> **To do**:
If a line of the records holds the word "More", copy it out.
━━━━━━━━
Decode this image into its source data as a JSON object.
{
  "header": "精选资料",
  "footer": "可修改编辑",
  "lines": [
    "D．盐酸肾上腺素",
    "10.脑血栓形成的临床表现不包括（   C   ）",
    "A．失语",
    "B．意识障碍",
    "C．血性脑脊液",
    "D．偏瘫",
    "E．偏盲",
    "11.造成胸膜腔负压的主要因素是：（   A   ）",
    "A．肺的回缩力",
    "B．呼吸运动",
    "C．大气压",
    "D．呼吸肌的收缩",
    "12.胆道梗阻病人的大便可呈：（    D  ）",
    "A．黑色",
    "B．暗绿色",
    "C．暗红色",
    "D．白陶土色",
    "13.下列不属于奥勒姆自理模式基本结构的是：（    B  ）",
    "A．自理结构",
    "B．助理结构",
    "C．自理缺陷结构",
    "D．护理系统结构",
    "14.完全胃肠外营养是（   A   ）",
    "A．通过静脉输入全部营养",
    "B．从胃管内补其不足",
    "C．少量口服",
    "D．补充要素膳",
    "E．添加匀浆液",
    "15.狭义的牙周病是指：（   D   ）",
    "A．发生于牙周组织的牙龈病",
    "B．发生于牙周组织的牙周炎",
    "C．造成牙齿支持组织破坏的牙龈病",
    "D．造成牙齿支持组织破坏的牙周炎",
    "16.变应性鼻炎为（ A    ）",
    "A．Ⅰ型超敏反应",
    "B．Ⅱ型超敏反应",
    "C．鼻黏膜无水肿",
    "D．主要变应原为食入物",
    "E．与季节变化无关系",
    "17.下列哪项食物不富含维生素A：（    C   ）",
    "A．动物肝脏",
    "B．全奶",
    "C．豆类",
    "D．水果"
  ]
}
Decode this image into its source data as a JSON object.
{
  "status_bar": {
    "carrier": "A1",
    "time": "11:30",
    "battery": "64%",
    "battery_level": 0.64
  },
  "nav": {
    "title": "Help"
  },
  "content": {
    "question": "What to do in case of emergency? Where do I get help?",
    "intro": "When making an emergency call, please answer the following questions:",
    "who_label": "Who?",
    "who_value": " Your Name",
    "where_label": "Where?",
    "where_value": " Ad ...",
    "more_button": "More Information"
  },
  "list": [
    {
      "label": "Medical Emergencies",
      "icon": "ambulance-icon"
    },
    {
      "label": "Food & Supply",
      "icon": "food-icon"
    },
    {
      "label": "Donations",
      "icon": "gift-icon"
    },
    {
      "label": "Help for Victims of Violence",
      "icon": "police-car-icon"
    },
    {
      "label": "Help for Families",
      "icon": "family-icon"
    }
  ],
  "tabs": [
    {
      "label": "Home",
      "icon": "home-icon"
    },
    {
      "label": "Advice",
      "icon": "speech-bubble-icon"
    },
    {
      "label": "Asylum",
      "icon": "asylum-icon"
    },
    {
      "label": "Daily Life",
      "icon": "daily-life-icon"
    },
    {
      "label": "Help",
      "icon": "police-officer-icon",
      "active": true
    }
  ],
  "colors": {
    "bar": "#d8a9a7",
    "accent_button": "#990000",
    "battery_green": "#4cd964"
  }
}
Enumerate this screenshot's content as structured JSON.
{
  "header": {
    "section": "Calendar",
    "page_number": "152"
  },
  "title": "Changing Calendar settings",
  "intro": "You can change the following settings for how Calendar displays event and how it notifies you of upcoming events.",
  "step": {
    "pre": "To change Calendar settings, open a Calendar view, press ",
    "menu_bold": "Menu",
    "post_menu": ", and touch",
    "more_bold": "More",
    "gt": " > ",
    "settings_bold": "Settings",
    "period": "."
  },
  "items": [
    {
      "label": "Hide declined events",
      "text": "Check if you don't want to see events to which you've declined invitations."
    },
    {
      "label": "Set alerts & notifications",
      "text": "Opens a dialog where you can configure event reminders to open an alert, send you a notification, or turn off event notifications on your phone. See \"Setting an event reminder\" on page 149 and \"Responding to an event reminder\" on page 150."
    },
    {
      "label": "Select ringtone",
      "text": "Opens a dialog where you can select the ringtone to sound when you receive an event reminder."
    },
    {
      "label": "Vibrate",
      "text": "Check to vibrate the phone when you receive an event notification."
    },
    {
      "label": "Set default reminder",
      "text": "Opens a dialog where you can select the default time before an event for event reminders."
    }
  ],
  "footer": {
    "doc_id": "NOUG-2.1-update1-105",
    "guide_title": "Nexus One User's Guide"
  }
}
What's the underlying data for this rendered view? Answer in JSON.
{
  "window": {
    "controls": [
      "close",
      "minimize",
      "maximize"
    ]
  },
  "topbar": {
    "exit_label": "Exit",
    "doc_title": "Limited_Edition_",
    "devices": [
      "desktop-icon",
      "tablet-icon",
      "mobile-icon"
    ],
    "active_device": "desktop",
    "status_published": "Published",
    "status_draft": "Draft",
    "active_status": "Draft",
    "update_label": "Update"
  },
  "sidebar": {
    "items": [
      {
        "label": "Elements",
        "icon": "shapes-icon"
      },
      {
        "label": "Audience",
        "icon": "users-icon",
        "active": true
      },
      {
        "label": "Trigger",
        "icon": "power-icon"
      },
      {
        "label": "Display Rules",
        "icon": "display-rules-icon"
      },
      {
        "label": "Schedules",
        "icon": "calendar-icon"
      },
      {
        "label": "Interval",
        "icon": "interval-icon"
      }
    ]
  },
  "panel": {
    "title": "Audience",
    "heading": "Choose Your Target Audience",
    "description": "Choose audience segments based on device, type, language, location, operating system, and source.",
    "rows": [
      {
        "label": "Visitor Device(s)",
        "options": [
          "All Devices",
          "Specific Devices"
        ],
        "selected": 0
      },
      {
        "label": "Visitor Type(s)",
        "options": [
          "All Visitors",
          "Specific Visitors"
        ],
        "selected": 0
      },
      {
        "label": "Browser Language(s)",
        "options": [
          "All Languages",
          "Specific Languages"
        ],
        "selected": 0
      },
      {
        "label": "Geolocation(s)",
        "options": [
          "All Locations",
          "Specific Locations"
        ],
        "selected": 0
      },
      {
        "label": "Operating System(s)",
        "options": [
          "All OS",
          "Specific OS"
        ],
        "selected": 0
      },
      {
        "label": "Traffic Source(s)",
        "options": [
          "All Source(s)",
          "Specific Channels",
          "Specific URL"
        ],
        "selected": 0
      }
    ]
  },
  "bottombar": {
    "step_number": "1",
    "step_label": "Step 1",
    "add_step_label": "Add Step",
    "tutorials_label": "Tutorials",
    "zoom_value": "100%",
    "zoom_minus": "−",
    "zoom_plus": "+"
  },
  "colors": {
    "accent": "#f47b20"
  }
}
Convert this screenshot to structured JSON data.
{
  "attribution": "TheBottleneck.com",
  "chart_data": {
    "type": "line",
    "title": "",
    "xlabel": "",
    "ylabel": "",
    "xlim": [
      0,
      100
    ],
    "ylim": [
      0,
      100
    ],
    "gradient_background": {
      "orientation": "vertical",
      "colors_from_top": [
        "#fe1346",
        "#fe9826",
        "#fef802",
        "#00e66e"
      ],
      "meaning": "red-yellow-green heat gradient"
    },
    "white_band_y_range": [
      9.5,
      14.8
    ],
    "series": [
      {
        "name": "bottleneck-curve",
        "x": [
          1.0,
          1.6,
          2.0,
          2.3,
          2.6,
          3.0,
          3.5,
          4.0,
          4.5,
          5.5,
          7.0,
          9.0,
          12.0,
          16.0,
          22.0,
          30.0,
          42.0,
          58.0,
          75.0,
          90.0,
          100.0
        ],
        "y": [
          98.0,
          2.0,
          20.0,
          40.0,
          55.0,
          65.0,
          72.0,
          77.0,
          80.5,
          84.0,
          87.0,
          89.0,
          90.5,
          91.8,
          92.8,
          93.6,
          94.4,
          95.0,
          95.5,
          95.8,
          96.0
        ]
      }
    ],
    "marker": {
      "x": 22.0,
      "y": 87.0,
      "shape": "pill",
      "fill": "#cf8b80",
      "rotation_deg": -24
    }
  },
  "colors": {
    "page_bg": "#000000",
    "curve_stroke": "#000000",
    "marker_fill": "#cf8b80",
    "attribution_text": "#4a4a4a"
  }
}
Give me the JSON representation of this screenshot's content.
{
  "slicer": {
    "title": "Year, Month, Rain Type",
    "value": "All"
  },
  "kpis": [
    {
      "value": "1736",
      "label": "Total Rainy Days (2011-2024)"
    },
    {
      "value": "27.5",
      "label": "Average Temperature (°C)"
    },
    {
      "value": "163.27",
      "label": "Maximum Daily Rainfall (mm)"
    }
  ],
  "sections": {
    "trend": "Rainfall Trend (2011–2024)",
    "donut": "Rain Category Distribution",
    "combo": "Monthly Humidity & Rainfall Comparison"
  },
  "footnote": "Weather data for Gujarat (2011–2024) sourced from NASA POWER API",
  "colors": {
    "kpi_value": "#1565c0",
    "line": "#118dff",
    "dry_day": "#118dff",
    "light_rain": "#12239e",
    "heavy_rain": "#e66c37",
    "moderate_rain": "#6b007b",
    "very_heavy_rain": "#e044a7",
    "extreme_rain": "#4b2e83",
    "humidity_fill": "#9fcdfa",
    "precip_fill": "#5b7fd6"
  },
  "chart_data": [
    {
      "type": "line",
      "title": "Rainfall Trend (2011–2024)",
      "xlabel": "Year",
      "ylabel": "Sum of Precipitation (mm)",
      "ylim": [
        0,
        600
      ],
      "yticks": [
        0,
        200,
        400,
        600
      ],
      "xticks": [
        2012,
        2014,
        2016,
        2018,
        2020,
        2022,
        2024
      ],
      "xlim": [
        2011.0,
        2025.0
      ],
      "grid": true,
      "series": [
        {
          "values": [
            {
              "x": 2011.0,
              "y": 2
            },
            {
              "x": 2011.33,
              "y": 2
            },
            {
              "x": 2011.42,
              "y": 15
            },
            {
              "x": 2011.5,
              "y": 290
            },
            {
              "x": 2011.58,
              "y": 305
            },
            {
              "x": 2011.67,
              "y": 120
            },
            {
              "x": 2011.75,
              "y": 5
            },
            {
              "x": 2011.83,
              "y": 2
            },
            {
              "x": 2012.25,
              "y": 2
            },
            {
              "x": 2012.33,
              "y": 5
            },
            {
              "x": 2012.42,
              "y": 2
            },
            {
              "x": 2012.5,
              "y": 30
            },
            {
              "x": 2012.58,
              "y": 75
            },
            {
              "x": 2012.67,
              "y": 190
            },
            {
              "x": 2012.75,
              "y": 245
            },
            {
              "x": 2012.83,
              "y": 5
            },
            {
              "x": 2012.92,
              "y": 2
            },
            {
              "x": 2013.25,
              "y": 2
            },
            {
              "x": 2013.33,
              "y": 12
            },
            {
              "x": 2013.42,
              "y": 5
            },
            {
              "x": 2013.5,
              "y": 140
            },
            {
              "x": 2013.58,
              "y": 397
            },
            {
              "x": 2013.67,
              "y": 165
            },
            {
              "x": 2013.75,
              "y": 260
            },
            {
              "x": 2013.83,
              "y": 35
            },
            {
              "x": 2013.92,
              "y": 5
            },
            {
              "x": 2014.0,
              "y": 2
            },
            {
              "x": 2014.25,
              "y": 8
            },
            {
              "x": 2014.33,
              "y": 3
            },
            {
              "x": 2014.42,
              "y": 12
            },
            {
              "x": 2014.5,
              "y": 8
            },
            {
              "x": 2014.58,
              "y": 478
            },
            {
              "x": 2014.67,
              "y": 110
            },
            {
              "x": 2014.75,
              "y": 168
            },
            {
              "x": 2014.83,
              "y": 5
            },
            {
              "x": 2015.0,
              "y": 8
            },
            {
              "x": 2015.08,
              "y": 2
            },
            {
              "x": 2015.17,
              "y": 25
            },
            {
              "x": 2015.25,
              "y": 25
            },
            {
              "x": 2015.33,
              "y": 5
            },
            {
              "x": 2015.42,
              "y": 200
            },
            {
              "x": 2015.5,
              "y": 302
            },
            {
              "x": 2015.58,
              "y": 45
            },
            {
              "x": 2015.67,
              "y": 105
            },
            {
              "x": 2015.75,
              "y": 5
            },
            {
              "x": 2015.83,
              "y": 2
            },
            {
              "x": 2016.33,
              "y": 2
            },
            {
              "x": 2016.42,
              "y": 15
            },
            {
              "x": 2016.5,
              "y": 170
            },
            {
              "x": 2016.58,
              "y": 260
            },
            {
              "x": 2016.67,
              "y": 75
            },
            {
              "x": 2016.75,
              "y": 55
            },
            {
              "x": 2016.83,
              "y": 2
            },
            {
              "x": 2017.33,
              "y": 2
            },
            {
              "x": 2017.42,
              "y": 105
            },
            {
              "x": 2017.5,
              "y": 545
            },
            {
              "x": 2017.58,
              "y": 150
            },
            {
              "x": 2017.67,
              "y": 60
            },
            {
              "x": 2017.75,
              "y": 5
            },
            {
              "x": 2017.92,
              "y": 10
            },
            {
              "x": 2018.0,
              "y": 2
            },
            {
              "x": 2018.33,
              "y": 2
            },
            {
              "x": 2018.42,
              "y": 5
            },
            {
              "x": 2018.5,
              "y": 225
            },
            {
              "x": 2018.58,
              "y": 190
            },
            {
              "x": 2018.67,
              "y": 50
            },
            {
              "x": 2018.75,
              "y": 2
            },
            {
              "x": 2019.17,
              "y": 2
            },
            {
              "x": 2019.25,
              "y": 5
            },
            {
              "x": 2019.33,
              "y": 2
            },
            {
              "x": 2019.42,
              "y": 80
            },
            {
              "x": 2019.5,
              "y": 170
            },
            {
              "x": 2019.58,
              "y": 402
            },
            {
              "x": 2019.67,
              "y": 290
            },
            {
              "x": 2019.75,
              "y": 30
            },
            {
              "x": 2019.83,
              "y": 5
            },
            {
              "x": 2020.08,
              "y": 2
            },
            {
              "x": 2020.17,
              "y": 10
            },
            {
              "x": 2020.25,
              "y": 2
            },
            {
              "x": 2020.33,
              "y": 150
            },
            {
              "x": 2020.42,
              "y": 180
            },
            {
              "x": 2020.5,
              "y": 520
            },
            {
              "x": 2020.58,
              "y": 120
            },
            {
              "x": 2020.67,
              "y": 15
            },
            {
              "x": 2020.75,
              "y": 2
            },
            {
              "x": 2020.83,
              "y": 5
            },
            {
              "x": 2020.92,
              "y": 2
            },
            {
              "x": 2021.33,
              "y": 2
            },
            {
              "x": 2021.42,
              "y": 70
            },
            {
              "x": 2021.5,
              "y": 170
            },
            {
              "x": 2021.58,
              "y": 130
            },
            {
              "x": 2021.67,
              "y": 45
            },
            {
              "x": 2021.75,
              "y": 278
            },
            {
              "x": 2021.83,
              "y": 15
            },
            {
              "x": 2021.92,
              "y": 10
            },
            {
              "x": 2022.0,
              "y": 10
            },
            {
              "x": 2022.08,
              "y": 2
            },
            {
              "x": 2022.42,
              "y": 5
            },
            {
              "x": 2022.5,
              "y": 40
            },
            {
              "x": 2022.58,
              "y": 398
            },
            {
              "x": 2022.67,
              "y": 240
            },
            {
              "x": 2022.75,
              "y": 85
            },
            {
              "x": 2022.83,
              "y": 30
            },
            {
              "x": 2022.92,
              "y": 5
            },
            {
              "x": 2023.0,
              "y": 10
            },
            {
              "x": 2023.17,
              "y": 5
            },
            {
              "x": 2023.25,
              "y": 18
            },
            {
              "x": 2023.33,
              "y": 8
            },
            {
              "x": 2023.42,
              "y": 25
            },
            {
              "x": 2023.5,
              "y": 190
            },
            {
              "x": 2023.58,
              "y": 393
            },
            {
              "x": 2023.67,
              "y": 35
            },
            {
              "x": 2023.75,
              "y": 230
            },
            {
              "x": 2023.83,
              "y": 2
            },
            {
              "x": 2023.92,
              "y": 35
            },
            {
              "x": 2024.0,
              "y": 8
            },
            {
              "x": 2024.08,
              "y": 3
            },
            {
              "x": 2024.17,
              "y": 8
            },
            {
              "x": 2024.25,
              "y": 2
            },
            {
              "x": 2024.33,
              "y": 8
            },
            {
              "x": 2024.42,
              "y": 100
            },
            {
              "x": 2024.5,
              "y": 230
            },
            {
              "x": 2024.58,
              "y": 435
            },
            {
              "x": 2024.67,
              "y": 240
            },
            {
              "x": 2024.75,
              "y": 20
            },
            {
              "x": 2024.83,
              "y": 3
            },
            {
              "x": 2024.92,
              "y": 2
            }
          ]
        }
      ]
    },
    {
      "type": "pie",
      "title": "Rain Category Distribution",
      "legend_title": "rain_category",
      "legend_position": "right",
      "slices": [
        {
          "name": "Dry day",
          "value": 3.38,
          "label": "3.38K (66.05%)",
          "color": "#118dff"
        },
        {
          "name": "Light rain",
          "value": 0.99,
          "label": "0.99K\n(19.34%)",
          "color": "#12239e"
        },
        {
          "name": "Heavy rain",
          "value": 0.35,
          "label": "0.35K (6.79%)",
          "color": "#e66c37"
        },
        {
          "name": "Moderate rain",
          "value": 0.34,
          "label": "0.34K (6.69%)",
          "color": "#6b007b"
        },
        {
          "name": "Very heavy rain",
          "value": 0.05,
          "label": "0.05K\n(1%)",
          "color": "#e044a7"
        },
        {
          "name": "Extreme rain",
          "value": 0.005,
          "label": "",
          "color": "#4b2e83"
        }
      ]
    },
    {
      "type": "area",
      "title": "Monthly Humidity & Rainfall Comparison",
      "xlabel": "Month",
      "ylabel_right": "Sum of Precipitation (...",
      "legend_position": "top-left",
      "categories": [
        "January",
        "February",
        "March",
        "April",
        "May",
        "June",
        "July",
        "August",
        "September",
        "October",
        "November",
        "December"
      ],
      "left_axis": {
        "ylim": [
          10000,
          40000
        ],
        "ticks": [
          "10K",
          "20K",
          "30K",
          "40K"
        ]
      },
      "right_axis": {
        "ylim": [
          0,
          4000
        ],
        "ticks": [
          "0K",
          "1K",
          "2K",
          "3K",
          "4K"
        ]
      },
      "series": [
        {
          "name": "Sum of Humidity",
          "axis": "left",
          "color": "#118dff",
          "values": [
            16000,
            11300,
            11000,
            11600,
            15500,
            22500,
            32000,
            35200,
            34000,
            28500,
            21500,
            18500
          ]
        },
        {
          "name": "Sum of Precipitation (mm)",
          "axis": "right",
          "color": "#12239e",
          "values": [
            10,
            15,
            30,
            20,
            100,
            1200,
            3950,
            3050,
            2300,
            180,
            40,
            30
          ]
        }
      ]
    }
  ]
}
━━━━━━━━
> **Response area**:
    "more_button": "More Information"
    "more_bold": "More",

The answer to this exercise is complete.